If you are ever in the market for any model year Murano, make sure you exercise your right to a test drive. If you want to be even more certain, have the car inspected by a professional.
How Long Does A Nissan Murano Transmission Last?
We base our estimates on reading numerous owners’ reports and owners’ forums. We expect the 3rd generation of Nissan Murano’s RE0F10J CVT transmission to last anywhere from 100,000 to 180,000 miles.
As for the 2nd and the 1st generation, Murano’s CVT unit seems even worse in terms of reliability; we predict that most of these transmissions will not last longer than 150,000 miles without major repairs.
As for the standard automatic transmissions, the lack of information makes it hard to make predictions; however, if there were significant problems with them, we are sure they would be well-documented online. We predict there should be no problems for these standard transmissions to last 200,000 miles.
How Much Does A Nissan Murano Transmission Cost?
- New CVT transmission, applies to all generations, dealership price: 3000$ – 4000$
- CVT stepper motor, applies to all generations, eBay: 40$
- Pre-owned CVT unit, all generations, eBay: 1000$ – 1500$
- CVT Valve body, applies to all generations, eBay: 200$ – 300$
- CVT chain belt, 1st and 2nd generation, eBay: 100$ – 200$
As we wrap up our deep dive into the Nissan Murano’s transmission issues, we hope you now have a solid grasp of the challenges you might face with this car’s transmission.
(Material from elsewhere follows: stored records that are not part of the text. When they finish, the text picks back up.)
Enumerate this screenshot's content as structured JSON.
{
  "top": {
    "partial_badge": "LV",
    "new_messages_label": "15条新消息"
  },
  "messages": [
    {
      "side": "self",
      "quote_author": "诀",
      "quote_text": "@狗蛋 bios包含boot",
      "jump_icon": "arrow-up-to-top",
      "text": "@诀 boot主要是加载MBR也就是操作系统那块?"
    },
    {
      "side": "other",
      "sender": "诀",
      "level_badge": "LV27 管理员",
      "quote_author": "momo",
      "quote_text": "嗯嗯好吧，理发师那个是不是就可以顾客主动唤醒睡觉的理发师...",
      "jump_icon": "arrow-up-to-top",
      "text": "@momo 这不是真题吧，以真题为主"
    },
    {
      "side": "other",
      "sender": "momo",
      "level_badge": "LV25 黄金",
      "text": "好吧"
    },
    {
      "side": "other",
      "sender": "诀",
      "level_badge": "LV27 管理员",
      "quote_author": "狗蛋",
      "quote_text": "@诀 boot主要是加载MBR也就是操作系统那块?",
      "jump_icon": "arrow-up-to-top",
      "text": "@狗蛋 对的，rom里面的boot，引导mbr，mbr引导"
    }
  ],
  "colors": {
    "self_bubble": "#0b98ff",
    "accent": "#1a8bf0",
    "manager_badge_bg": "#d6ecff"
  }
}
From the start in 2002, there have been ongoing issues that sadly haven’t been fully fixed by Nissan.
We’ve pulled together all the vital info from official bulletins, recall notices, and feedback from other Murano owners to give you a full picture. So, whether you’re thinking of buying a Murano or already own one, you’re now armed with the knowledge you need to navigate any transmission troubles. Thanks for reading, and we hope this guide helps you on the road ahead!
He is the founder and owner of LifeOnFour.co, where he focuses on transmission-related articles. Furthermore, he finished a 4-year program to be an auto mechanic at the Technical Education Centre of Ljubljana, Slovenia, and worked for six years as a floor manager of a transmission specialist repair shop in Nova Gorica, Slovenia.